--- START ---

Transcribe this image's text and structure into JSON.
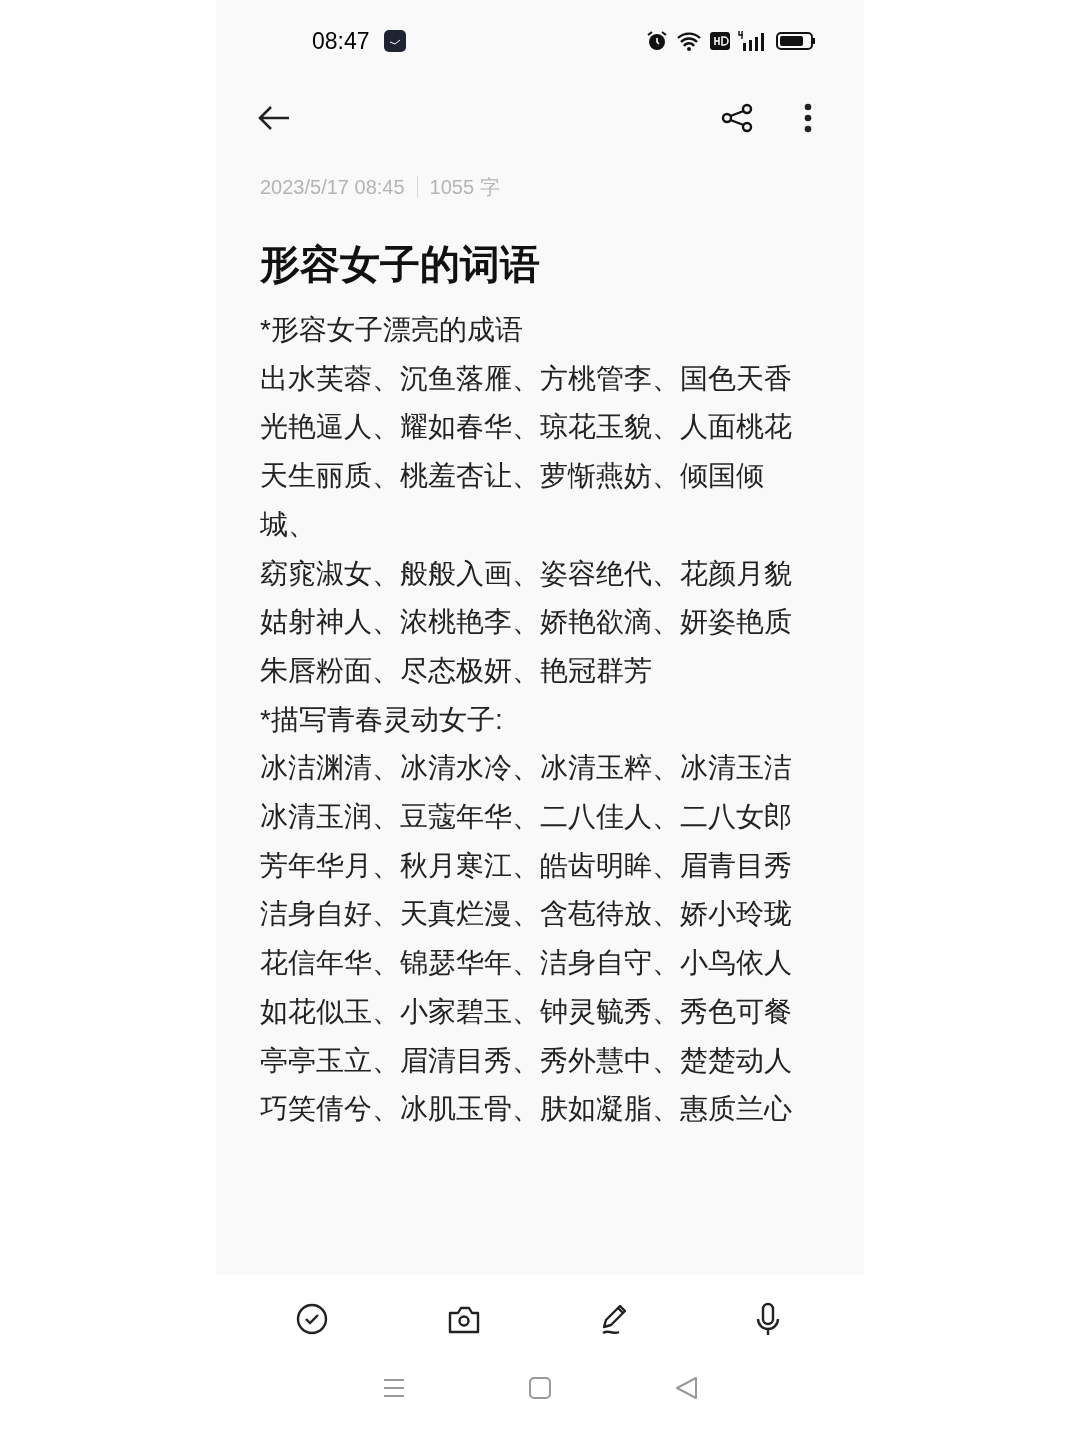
{
  "status_bar": {
    "time": "08:47"
  },
  "note": {
    "date": "2023/5/17 08:45",
    "word_count": "1055 字",
    "title": "形容女子的词语",
    "paragraphs": [
      "*形容女子漂亮的成语",
      "出水芙蓉、沉鱼落雁、方桃管李、国色天香",
      "光艳逼人、耀如春华、琼花玉貌、人面桃花",
      "天生丽质、桃羞杏让、萝惭燕妨、倾国倾城、",
      "窈窕淑女、般般入画、姿容绝代、花颜月貌",
      "姑射神人、浓桃艳李、娇艳欲滴、妍姿艳质",
      "朱唇粉面、尽态极妍、艳冠群芳",
      "*描写青春灵动女子:",
      "冰洁渊清、冰清水冷、冰清玉粹、冰清玉洁",
      "冰清玉润、豆蔻年华、二八佳人、二八女郎",
      "芳年华月、秋月寒江、皓齿明眸、眉青目秀",
      "洁身自好、天真烂漫、含苞待放、娇小玲珑",
      "花信年华、锦瑟华年、洁身自守、小鸟依人",
      "如花似玉、小家碧玉、钟灵毓秀、秀色可餐",
      "亭亭玉立、眉清目秀、秀外慧中、楚楚动人",
      "巧笑倩兮、冰肌玉骨、肤如凝脂、惠质兰心"
    ]
  },
  "toolbar": [
    {
      "kind": "checklist"
    },
    {
      "kind": "camera"
    },
    {
      "kind": "handwriting"
    },
    {
      "kind": "voice"
    }
  ],
  "nav_bar": [
    {
      "kind": "menu"
    },
    {
      "kind": "home"
    },
    {
      "kind": "back"
    }
  ]
}
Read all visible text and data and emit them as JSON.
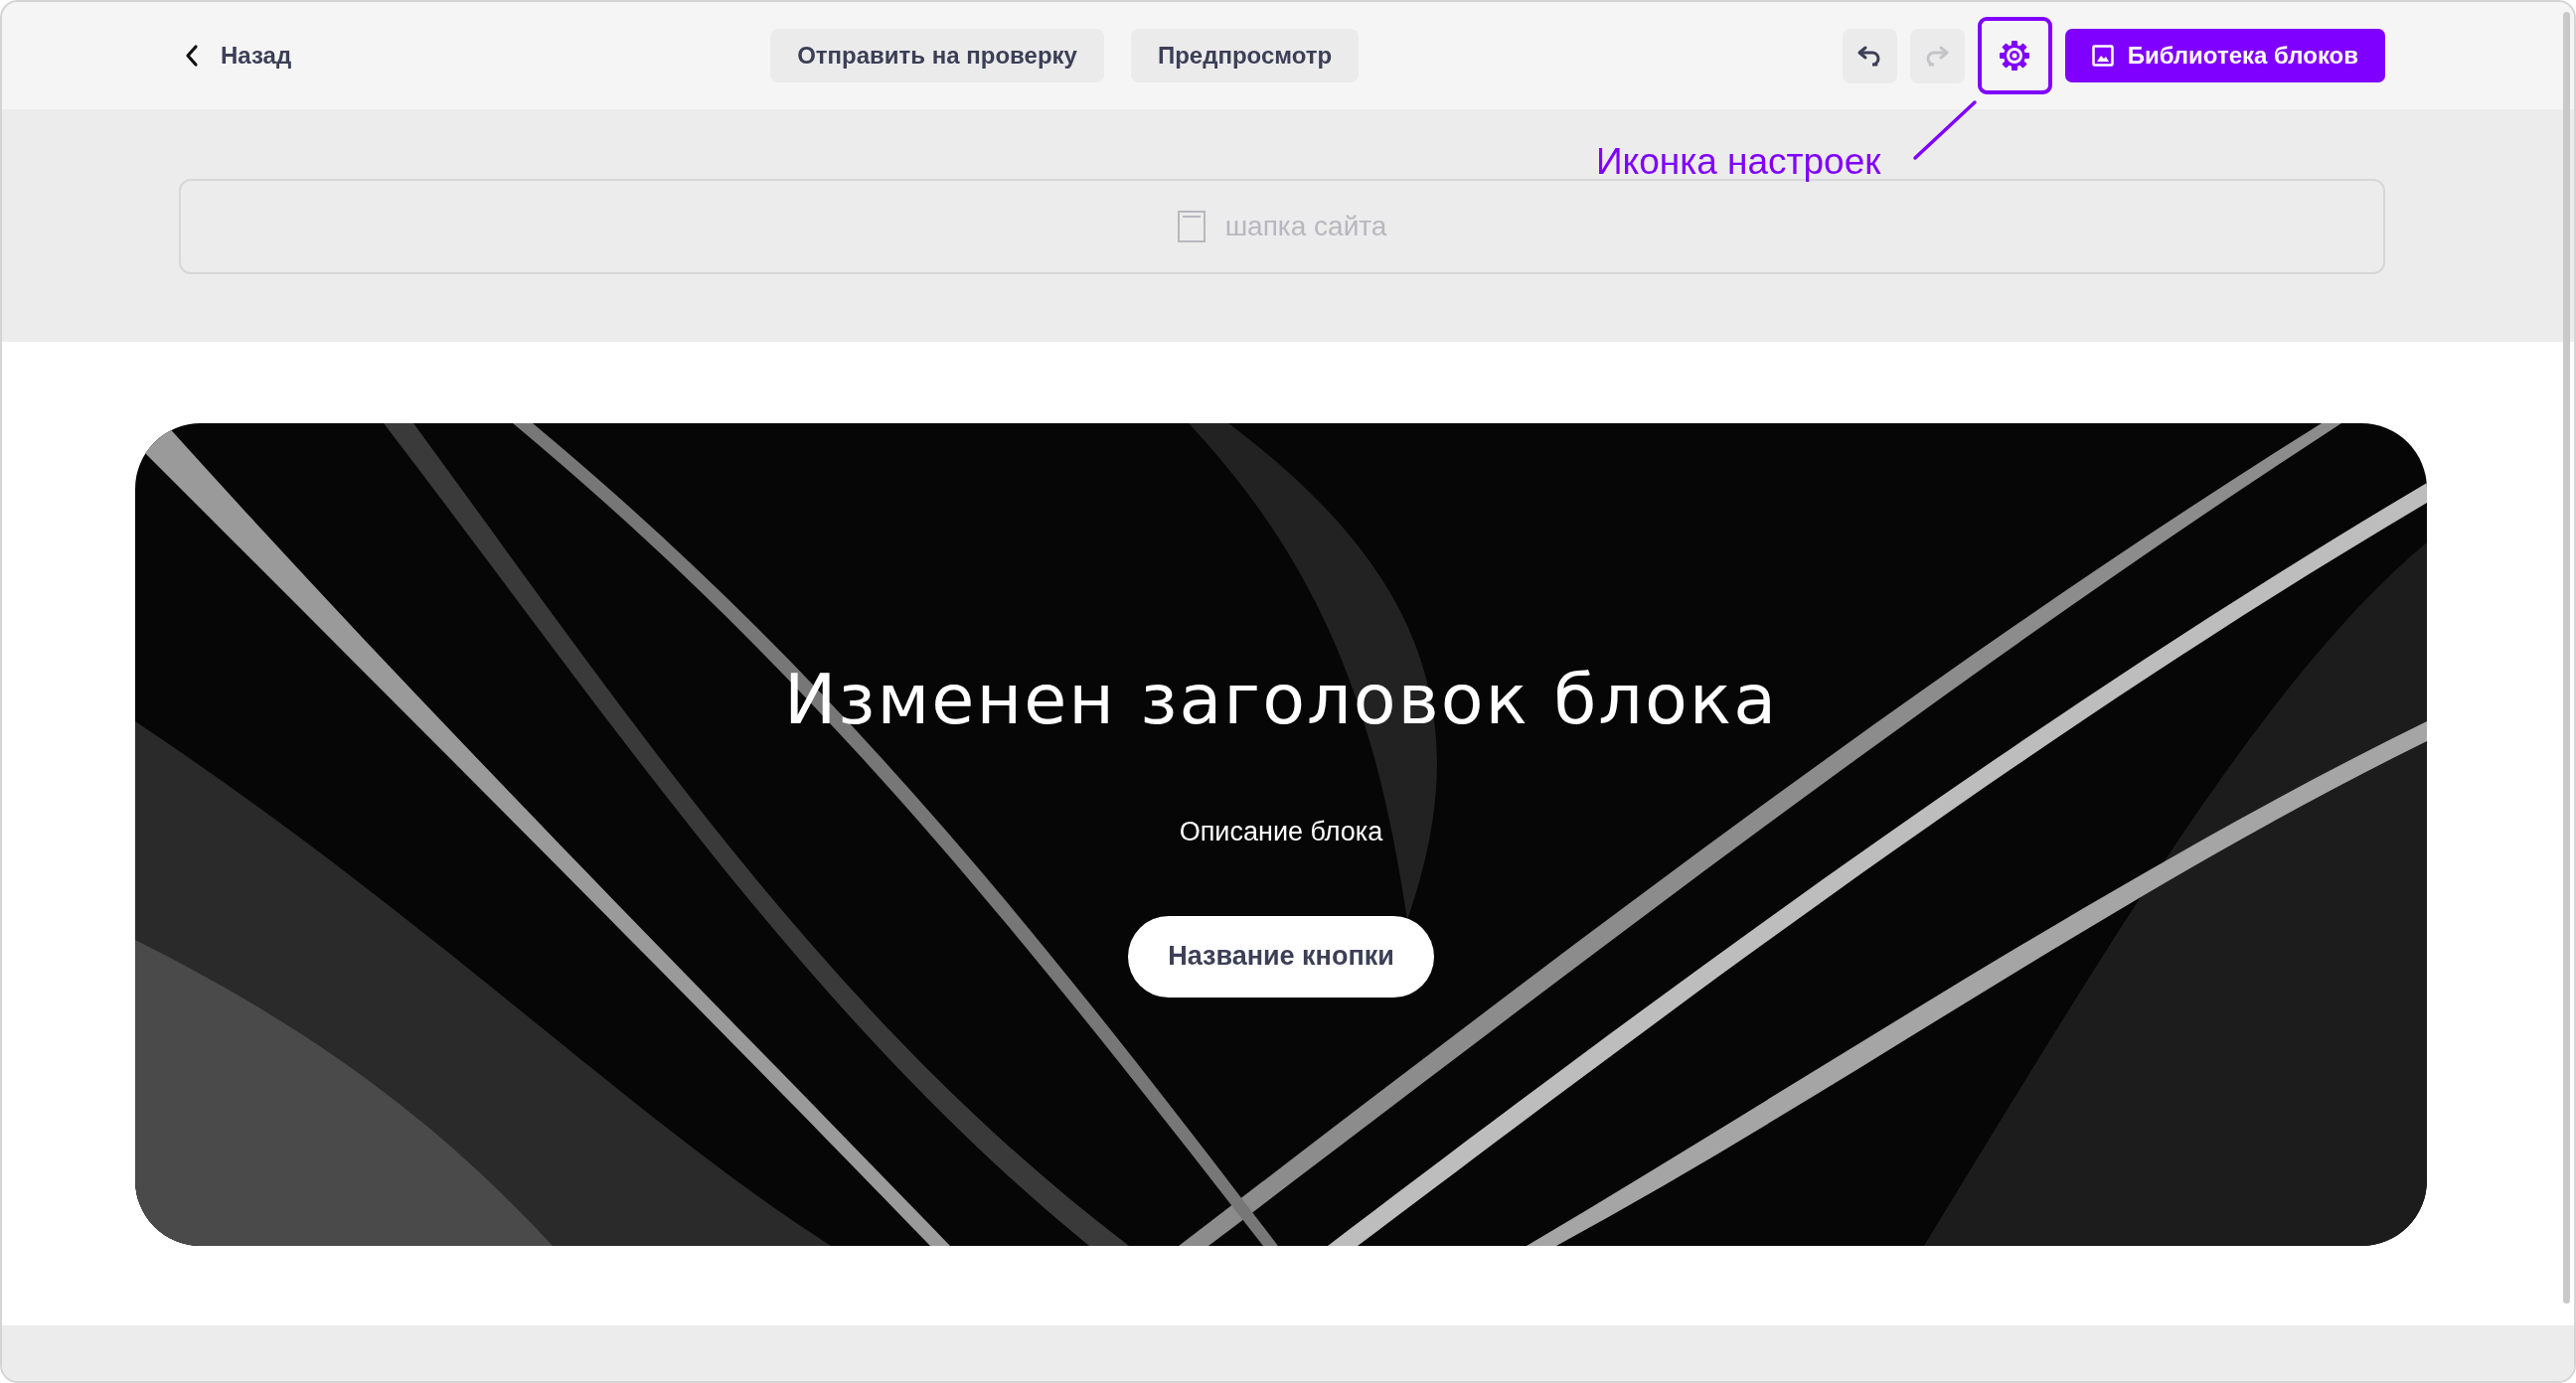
{
  "toolbar": {
    "back": {
      "label": "Назад"
    },
    "buttons": [
      {
        "label": "Отправить на проверку"
      },
      {
        "label": "Предпросмотр"
      }
    ],
    "history": [
      {
        "kind": "undo",
        "disabled": false
      },
      {
        "kind": "redo",
        "disabled": true
      }
    ],
    "settings": {
      "highlighted": true
    },
    "library_button": {
      "label": "Библиотека блоков"
    }
  },
  "annotation": {
    "text": "Иконка настроек"
  },
  "header_placeholder": {
    "label": "шапка сайта"
  },
  "hero": {
    "title": "Изменен заголовок блока",
    "description": "Описание блока",
    "button": {
      "label": "Название кнопки"
    }
  }
}
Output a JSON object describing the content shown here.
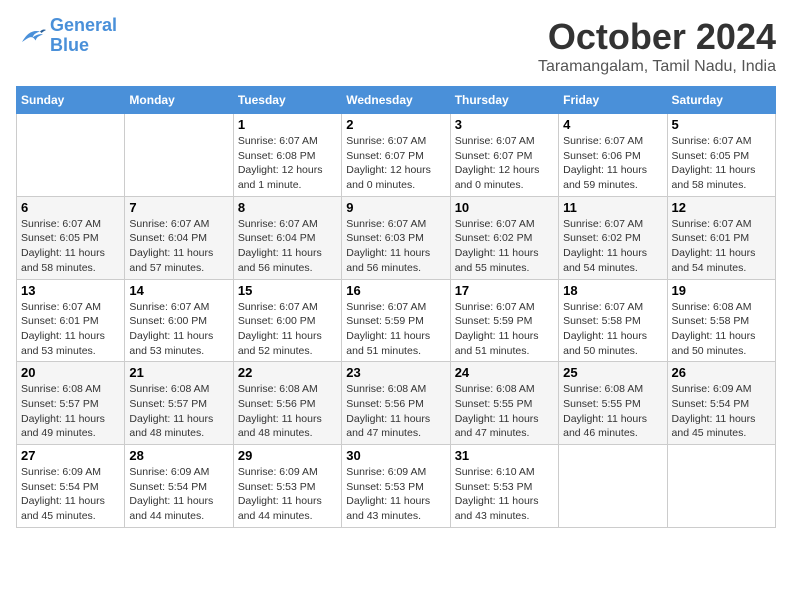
{
  "header": {
    "logo_line1": "General",
    "logo_line2": "Blue",
    "title": "October 2024",
    "location": "Taramangalam, Tamil Nadu, India"
  },
  "days_of_week": [
    "Sunday",
    "Monday",
    "Tuesday",
    "Wednesday",
    "Thursday",
    "Friday",
    "Saturday"
  ],
  "weeks": [
    [
      {
        "day": "",
        "info": ""
      },
      {
        "day": "",
        "info": ""
      },
      {
        "day": "1",
        "info": "Sunrise: 6:07 AM\nSunset: 6:08 PM\nDaylight: 12 hours\nand 1 minute."
      },
      {
        "day": "2",
        "info": "Sunrise: 6:07 AM\nSunset: 6:07 PM\nDaylight: 12 hours\nand 0 minutes."
      },
      {
        "day": "3",
        "info": "Sunrise: 6:07 AM\nSunset: 6:07 PM\nDaylight: 12 hours\nand 0 minutes."
      },
      {
        "day": "4",
        "info": "Sunrise: 6:07 AM\nSunset: 6:06 PM\nDaylight: 11 hours\nand 59 minutes."
      },
      {
        "day": "5",
        "info": "Sunrise: 6:07 AM\nSunset: 6:05 PM\nDaylight: 11 hours\nand 58 minutes."
      }
    ],
    [
      {
        "day": "6",
        "info": "Sunrise: 6:07 AM\nSunset: 6:05 PM\nDaylight: 11 hours\nand 58 minutes."
      },
      {
        "day": "7",
        "info": "Sunrise: 6:07 AM\nSunset: 6:04 PM\nDaylight: 11 hours\nand 57 minutes."
      },
      {
        "day": "8",
        "info": "Sunrise: 6:07 AM\nSunset: 6:04 PM\nDaylight: 11 hours\nand 56 minutes."
      },
      {
        "day": "9",
        "info": "Sunrise: 6:07 AM\nSunset: 6:03 PM\nDaylight: 11 hours\nand 56 minutes."
      },
      {
        "day": "10",
        "info": "Sunrise: 6:07 AM\nSunset: 6:02 PM\nDaylight: 11 hours\nand 55 minutes."
      },
      {
        "day": "11",
        "info": "Sunrise: 6:07 AM\nSunset: 6:02 PM\nDaylight: 11 hours\nand 54 minutes."
      },
      {
        "day": "12",
        "info": "Sunrise: 6:07 AM\nSunset: 6:01 PM\nDaylight: 11 hours\nand 54 minutes."
      }
    ],
    [
      {
        "day": "13",
        "info": "Sunrise: 6:07 AM\nSunset: 6:01 PM\nDaylight: 11 hours\nand 53 minutes."
      },
      {
        "day": "14",
        "info": "Sunrise: 6:07 AM\nSunset: 6:00 PM\nDaylight: 11 hours\nand 53 minutes."
      },
      {
        "day": "15",
        "info": "Sunrise: 6:07 AM\nSunset: 6:00 PM\nDaylight: 11 hours\nand 52 minutes."
      },
      {
        "day": "16",
        "info": "Sunrise: 6:07 AM\nSunset: 5:59 PM\nDaylight: 11 hours\nand 51 minutes."
      },
      {
        "day": "17",
        "info": "Sunrise: 6:07 AM\nSunset: 5:59 PM\nDaylight: 11 hours\nand 51 minutes."
      },
      {
        "day": "18",
        "info": "Sunrise: 6:07 AM\nSunset: 5:58 PM\nDaylight: 11 hours\nand 50 minutes."
      },
      {
        "day": "19",
        "info": "Sunrise: 6:08 AM\nSunset: 5:58 PM\nDaylight: 11 hours\nand 50 minutes."
      }
    ],
    [
      {
        "day": "20",
        "info": "Sunrise: 6:08 AM\nSunset: 5:57 PM\nDaylight: 11 hours\nand 49 minutes."
      },
      {
        "day": "21",
        "info": "Sunrise: 6:08 AM\nSunset: 5:57 PM\nDaylight: 11 hours\nand 48 minutes."
      },
      {
        "day": "22",
        "info": "Sunrise: 6:08 AM\nSunset: 5:56 PM\nDaylight: 11 hours\nand 48 minutes."
      },
      {
        "day": "23",
        "info": "Sunrise: 6:08 AM\nSunset: 5:56 PM\nDaylight: 11 hours\nand 47 minutes."
      },
      {
        "day": "24",
        "info": "Sunrise: 6:08 AM\nSunset: 5:55 PM\nDaylight: 11 hours\nand 47 minutes."
      },
      {
        "day": "25",
        "info": "Sunrise: 6:08 AM\nSunset: 5:55 PM\nDaylight: 11 hours\nand 46 minutes."
      },
      {
        "day": "26",
        "info": "Sunrise: 6:09 AM\nSunset: 5:54 PM\nDaylight: 11 hours\nand 45 minutes."
      }
    ],
    [
      {
        "day": "27",
        "info": "Sunrise: 6:09 AM\nSunset: 5:54 PM\nDaylight: 11 hours\nand 45 minutes."
      },
      {
        "day": "28",
        "info": "Sunrise: 6:09 AM\nSunset: 5:54 PM\nDaylight: 11 hours\nand 44 minutes."
      },
      {
        "day": "29",
        "info": "Sunrise: 6:09 AM\nSunset: 5:53 PM\nDaylight: 11 hours\nand 44 minutes."
      },
      {
        "day": "30",
        "info": "Sunrise: 6:09 AM\nSunset: 5:53 PM\nDaylight: 11 hours\nand 43 minutes."
      },
      {
        "day": "31",
        "info": "Sunrise: 6:10 AM\nSunset: 5:53 PM\nDaylight: 11 hours\nand 43 minutes."
      },
      {
        "day": "",
        "info": ""
      },
      {
        "day": "",
        "info": ""
      }
    ]
  ]
}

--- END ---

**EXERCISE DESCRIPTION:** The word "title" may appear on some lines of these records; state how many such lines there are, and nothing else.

**ANSWER SECTION:** 3